John Lee Hooker – Hobo Blues

 

Next on my list is the amazing Lightnin Hopkins. I guess I love this guy since he uses a finger picking style that came from his roots in folk music. He once shared a stage with Pete Seeger and Joan Baez. I present to you,

 

Lightnin Hopkins – Coffee House Blues

 

I have a great song lined up next. It is the amazing blues singer Big Mama Thornton with the Muddy Waters band backing her up. Recorded in the 1960’s the combination of Muddy and Big Mama Thornton was her second record and together these blues giants set the pole way up there for quality and soul. I present to you,

 

Big Mama Thornton Muddy Waters Band – Big Mama’s Bumble Bee Blues

 

Let’s continue the play list with another great female blues vocalist, Maria Muldaur. While her roots were from the Greenwich Village folk scene her gutsy vocals belie her blues underbelly. Here she sings about a three-dollar bill, it sort of means counterfeit money and is about relationships with no real value.
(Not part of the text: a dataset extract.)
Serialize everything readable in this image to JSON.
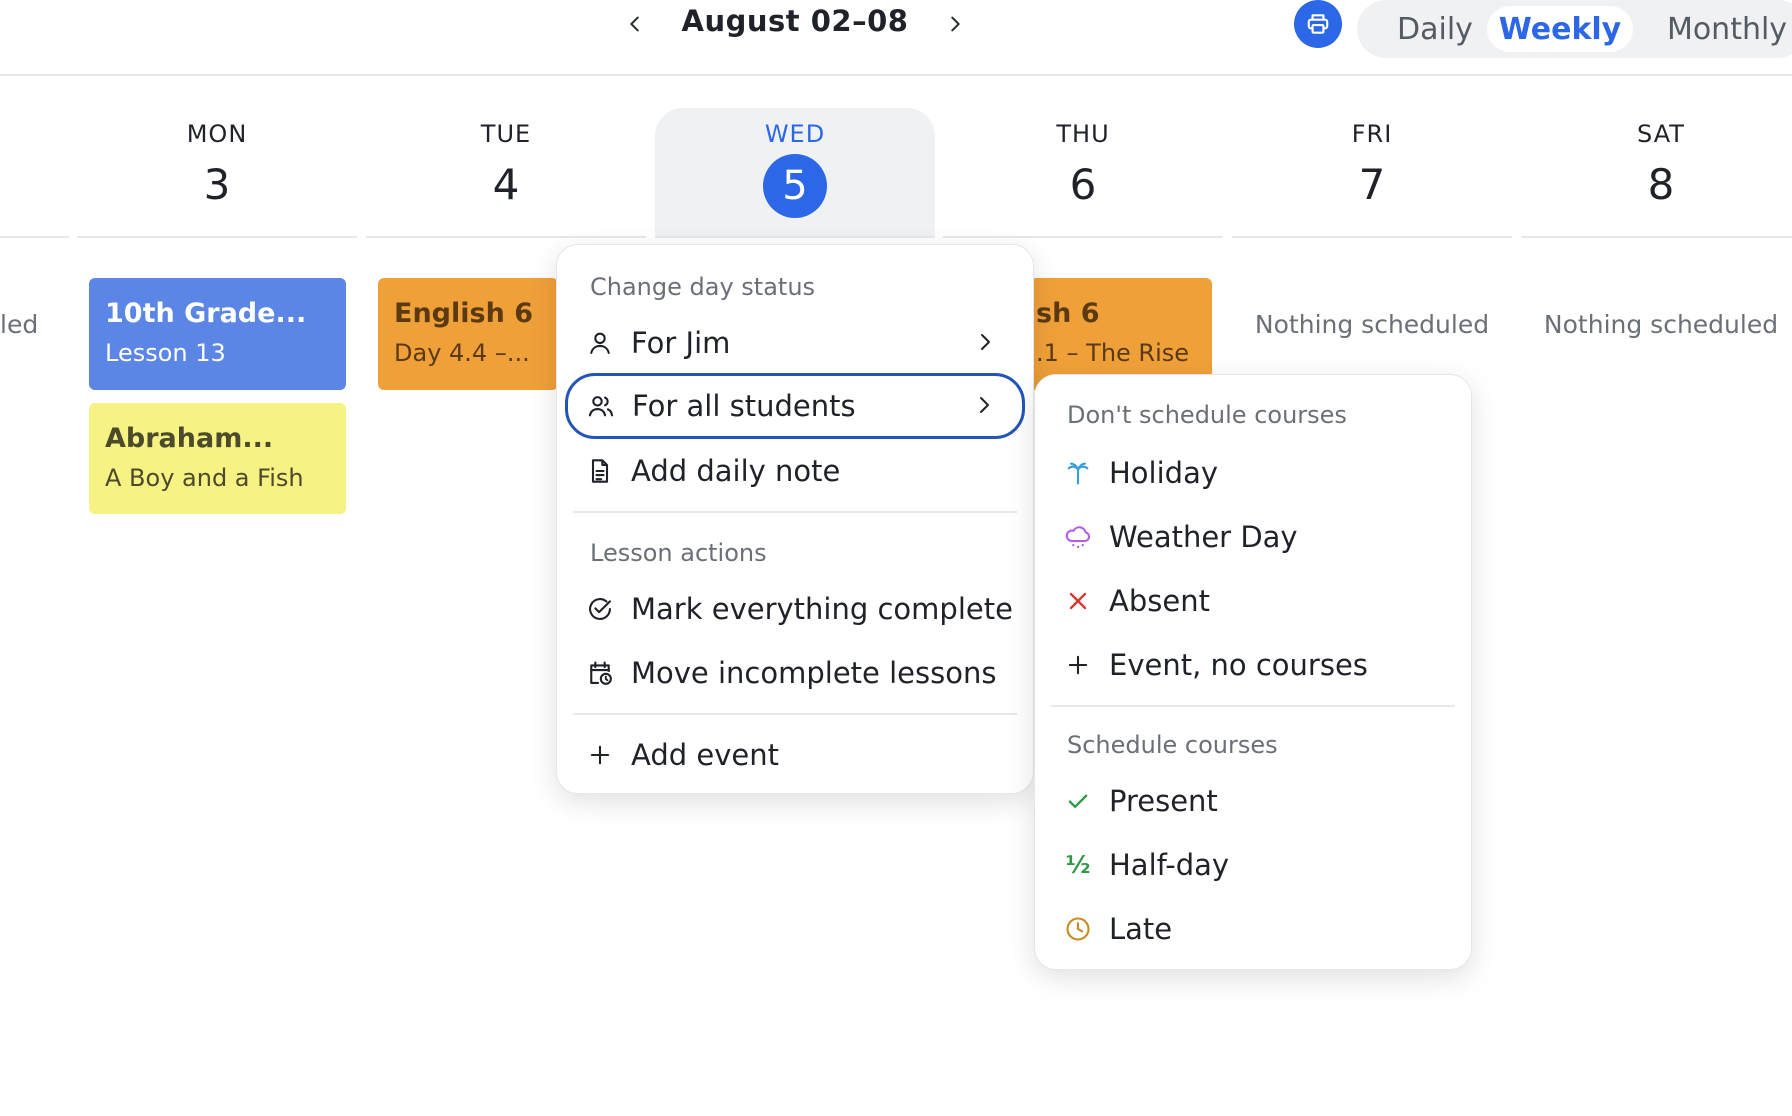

I present to you,

 

Maria Muldaur – Three Dollar Bill

 

One of the great blues artists to come out of Chicago and personifying the Chicago blues and rock scene was Michael Bloomfield. His amazing touch on the guitar had all of us mesmerized. His recordings were responsible for bringing more people to understanding the blues as the rock era started. I present to you,

 

Michael Bloomfield – I’ve Got My Mojo Working

 

Let’s take a wander back in time to the blues bars in the 1930’s. I have a rare track of Pete Brown with Maxine Sullivan. Here you can listen to some of the greatest live jazz blues music of that time. This is way back when. With a great vocal track and Pete playing background sax it is one great song. I present to you,

 

Pete Brown & His Band – The Cannonball

 

The sixties brought so much great blues rock it is always hard to choose songs that epitomize the era and genre. But here you have the great Paul Butterfield who was instrumental in getting blues and rock to blend. So I present to you,

 

Paul Butterfield – Mystery Train

 

Ok, shall we touch on some other music that can get your feet moving? I mean if Butterfield did not do it then maybe you need to have some funk mixed with your blues? I have a couple great funkadelic artists for you and why not start with Gill Scott Heron? Here is a song with funky syncopated beats that combines rock, blues, soul and mixes it in with funk. I present to you none other than,

 

Gill Scott Heron – Fast Lane

 

Next I have some pure funk for you. Leaving the R&B and soul part behind we move to pure funk and amazing syncopated beats. There has never been a more funky band that The Meters. Coming out of the bar scene down in New Orleans where they made spring break a year round attraction the Meters gave it all to funk, I present to you,

 

The Meters – Tippi Toes

 

Back in the sixties the blues and rock scene had its share of psychedelic bands. Bands that took many genres and mixed them up to make new sounds. Here you can find the funk we were just listening to and mix in the hard rock and a touch of the psychedelic. I present to you,

 

Quicksilver Messenger Service – Smoking Sound

 

OK, a big shout out to Pilar in L’Eliana! Here comes your sun! I have, for the last song on my show this week The Beatles. To make it something special it has to relate to the whole show and I think this next pick says it all. I present to you,

 

The Beatles – Magical Mystery Tour

 

That was The Beatles and Magical Mystery Tour and that is really what this show is all about. It is always a mystery what I will be playing for you but it will never be boring. I try to take you for a wide variety of years and sounds that may allow you to follow the path of jazz, blues and rock as it evolved to the music we all love today.